  4. With the Selection Tool, select and delete the Legend and Market Opportunity heading text.
  5. Select and delete the grid paths in the Border Grid layer.
  6. Select the rest of the legend text and increase the font size by clicking Type > Size > 14 pt.

    Font size menus

  7. On the toolbar, click the Type Tool.

    Type Tool highlighted on the toolbar

  8. Double-click the Buildings text and type Current Stores.
  9. Change Median Disposable Income to 2020 Median Disposable Income Exceeds $100k and add a line break so it appears on two lines.
    Note:

    Use the year that matches your data, if it's different.

  10. With the Selection Tool, move the bottom symbols and text up to distribute them evenly.

    Next, you'll create a background in the legend for better contrast.

  11. In the Layers pane, select the Border Grid layer.

    Rectangle at the bottom of the Border Grid list

  12. With the Rectangle Tool, draw a rectangle around the legend content.
  13. Change its fill color to a dark gray (#858585).
  14. Use the Selection Tool to select and move the legend inside the artwork so that it's in the map's lower right corner.

    Legend with new text and bigger font

Add a title

Next, you'll add an informative title to the upper left corner of your map.

  1. In the Layers pane, add a new layer named Title.
  2. Use the Rectangle Tool to draw a rectangle in the upper right corner of the map. If necessary, change its color to a dark gray (#858585).
  3. Use the Type Tool to add the following title: Block groups in Manhattan where demand exceeds supply for electronics stores.
  4. Use the Selection Tool and Properties tab to rearrange, realign, or resize the title and title rectangle as you want.

    Title added to map2020

    Your map is now complete.

  5. Save the map.

    Now that your map is finished, you'll export it as a PDF file that you can share with members of your company. (See the result link at the top of this page for an example PDF.)

  6. On the ribbon, click File and choose Save As.
  7. In the Save As window, for Save as type, choose PDF. Choose a location and name to save the file and click Save.

In this lesson, you used ArcGIS Maps for Adobe Creative Cloud to create a map that shows areas of Manhattan Island where the demand for electronics stores exceeds the supply and where median disposable income exceeds $100,000. You then saved and opened your map in Adobe Illustrator to finalize the map with graphic design tools.
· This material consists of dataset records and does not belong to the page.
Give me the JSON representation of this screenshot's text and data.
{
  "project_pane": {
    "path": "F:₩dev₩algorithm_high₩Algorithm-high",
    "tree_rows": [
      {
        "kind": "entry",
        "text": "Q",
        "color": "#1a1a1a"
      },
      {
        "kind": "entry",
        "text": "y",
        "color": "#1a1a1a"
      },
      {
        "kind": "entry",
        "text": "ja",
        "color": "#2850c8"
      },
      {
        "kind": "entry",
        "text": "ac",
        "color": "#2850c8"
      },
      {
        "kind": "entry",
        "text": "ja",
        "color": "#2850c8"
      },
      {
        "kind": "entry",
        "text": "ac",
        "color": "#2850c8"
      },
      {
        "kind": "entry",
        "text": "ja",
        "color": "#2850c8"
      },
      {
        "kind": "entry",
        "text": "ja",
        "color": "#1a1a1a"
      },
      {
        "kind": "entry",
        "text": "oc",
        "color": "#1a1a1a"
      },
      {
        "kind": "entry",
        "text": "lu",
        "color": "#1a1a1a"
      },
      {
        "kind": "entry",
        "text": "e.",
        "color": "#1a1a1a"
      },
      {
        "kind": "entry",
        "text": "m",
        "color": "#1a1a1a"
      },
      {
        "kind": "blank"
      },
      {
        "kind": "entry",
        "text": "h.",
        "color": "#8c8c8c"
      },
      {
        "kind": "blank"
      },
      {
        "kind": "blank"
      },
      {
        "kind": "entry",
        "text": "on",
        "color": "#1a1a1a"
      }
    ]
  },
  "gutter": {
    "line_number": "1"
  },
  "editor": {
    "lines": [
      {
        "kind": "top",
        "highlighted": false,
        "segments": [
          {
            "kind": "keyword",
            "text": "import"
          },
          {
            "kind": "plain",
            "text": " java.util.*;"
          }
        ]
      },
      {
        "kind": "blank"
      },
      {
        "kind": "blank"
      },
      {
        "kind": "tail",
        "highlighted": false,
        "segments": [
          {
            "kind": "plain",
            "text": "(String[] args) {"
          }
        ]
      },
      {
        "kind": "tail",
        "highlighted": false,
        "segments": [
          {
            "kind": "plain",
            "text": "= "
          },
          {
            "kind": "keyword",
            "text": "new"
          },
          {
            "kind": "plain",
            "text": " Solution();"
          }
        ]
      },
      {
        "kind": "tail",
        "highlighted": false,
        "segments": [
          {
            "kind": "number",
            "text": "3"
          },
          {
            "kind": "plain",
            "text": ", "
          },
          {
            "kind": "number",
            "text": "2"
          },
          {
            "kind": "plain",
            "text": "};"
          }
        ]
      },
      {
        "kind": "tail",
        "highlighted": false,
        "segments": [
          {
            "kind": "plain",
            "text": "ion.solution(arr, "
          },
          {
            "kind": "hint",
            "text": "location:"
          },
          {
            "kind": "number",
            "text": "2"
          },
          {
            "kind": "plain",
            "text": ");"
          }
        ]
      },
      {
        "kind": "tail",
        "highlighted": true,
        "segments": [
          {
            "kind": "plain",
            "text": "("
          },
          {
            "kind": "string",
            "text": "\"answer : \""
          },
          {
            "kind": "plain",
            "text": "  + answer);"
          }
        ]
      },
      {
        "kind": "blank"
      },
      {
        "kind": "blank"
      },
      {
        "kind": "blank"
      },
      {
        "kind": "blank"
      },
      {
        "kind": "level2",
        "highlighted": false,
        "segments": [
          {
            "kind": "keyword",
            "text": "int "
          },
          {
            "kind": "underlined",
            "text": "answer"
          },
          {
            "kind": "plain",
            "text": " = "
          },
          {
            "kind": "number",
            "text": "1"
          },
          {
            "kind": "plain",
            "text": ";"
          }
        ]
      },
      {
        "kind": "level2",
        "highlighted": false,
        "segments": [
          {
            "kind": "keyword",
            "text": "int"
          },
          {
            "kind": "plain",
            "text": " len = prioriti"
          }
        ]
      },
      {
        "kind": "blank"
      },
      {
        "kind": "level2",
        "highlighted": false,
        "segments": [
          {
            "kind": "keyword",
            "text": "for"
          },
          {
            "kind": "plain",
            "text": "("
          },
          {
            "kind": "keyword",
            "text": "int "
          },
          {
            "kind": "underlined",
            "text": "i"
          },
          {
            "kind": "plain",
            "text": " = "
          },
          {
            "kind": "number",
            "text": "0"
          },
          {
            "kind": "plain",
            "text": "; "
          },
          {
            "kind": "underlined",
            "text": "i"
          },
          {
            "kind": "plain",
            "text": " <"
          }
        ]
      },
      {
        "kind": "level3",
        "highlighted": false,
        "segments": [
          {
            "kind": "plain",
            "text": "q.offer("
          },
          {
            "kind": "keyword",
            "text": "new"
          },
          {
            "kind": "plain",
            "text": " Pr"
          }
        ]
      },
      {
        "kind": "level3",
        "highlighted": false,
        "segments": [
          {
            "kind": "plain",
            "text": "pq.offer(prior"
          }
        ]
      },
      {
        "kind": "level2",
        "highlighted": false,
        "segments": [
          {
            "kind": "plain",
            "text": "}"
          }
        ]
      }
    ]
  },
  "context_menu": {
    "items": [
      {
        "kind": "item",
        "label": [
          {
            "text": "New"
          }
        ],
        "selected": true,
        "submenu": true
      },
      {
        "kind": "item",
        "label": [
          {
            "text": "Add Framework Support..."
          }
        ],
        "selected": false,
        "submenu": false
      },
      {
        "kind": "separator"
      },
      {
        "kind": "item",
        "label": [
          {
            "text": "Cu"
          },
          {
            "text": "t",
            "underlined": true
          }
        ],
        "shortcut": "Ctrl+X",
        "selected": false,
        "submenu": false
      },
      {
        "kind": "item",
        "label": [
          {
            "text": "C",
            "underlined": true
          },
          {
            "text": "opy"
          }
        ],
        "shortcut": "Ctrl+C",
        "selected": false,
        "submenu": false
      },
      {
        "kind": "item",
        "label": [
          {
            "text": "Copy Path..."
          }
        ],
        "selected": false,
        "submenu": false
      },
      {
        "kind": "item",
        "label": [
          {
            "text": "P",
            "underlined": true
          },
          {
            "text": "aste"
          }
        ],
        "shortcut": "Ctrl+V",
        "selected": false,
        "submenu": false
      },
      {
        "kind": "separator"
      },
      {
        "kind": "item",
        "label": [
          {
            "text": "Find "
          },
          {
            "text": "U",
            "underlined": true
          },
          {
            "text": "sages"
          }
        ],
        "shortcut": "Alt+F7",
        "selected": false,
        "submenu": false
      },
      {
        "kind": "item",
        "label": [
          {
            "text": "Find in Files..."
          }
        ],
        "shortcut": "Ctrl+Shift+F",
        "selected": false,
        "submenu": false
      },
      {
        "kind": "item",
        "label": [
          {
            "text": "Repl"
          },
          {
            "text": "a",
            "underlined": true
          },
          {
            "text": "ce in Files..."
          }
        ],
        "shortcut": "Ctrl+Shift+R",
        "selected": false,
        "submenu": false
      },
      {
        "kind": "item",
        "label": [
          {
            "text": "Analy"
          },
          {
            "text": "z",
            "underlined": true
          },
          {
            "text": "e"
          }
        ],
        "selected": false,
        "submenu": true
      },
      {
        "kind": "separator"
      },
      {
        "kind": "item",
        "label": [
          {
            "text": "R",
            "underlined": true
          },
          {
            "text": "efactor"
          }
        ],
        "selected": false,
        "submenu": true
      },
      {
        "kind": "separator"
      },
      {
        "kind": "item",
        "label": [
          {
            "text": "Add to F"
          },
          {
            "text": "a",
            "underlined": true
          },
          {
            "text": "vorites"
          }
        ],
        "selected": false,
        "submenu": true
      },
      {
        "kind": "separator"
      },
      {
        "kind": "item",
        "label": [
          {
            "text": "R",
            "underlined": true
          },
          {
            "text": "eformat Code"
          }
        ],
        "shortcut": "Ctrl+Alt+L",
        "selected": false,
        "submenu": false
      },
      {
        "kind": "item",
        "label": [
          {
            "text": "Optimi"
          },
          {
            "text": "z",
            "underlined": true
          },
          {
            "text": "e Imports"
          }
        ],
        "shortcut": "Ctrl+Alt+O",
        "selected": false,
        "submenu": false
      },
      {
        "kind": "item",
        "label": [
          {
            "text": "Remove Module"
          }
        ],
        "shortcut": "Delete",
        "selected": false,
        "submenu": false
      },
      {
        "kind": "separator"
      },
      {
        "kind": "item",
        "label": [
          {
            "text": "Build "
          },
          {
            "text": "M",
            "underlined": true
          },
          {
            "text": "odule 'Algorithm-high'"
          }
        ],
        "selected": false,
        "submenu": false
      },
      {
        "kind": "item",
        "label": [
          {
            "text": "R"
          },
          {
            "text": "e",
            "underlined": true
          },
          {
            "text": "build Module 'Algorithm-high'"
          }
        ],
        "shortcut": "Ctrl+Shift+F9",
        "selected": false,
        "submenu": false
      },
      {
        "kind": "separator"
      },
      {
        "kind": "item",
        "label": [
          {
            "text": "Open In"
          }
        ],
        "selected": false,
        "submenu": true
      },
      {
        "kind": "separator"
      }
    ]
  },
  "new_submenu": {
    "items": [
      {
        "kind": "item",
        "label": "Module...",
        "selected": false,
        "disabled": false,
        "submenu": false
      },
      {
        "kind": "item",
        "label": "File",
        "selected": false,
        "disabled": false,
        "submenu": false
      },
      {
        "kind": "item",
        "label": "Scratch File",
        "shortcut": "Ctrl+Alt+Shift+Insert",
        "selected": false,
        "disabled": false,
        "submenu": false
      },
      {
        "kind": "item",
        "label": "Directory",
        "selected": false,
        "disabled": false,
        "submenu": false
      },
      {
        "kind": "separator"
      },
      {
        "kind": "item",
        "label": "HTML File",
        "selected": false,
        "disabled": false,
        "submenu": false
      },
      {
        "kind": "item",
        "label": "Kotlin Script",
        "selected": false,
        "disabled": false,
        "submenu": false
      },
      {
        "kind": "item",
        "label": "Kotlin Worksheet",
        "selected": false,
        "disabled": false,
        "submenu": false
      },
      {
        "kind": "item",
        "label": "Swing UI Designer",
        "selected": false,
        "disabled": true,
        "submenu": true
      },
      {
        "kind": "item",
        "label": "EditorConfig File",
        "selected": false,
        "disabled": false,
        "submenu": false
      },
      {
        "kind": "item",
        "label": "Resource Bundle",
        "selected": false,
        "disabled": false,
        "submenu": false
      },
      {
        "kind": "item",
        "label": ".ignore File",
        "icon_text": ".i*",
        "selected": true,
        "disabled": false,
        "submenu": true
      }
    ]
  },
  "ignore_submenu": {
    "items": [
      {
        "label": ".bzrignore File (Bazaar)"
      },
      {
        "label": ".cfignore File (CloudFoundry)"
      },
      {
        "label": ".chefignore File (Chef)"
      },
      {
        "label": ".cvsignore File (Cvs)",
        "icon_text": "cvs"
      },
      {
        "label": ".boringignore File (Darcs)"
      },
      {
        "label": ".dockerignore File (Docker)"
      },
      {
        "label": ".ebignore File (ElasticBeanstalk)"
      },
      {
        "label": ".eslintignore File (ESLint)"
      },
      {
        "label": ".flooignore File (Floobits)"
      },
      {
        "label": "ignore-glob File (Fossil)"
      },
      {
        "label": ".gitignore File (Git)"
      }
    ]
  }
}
Your result is an informative, appealing map that you can present to your employers.

You can find more lessons in the Learn ArcGIS Lesson Gallery.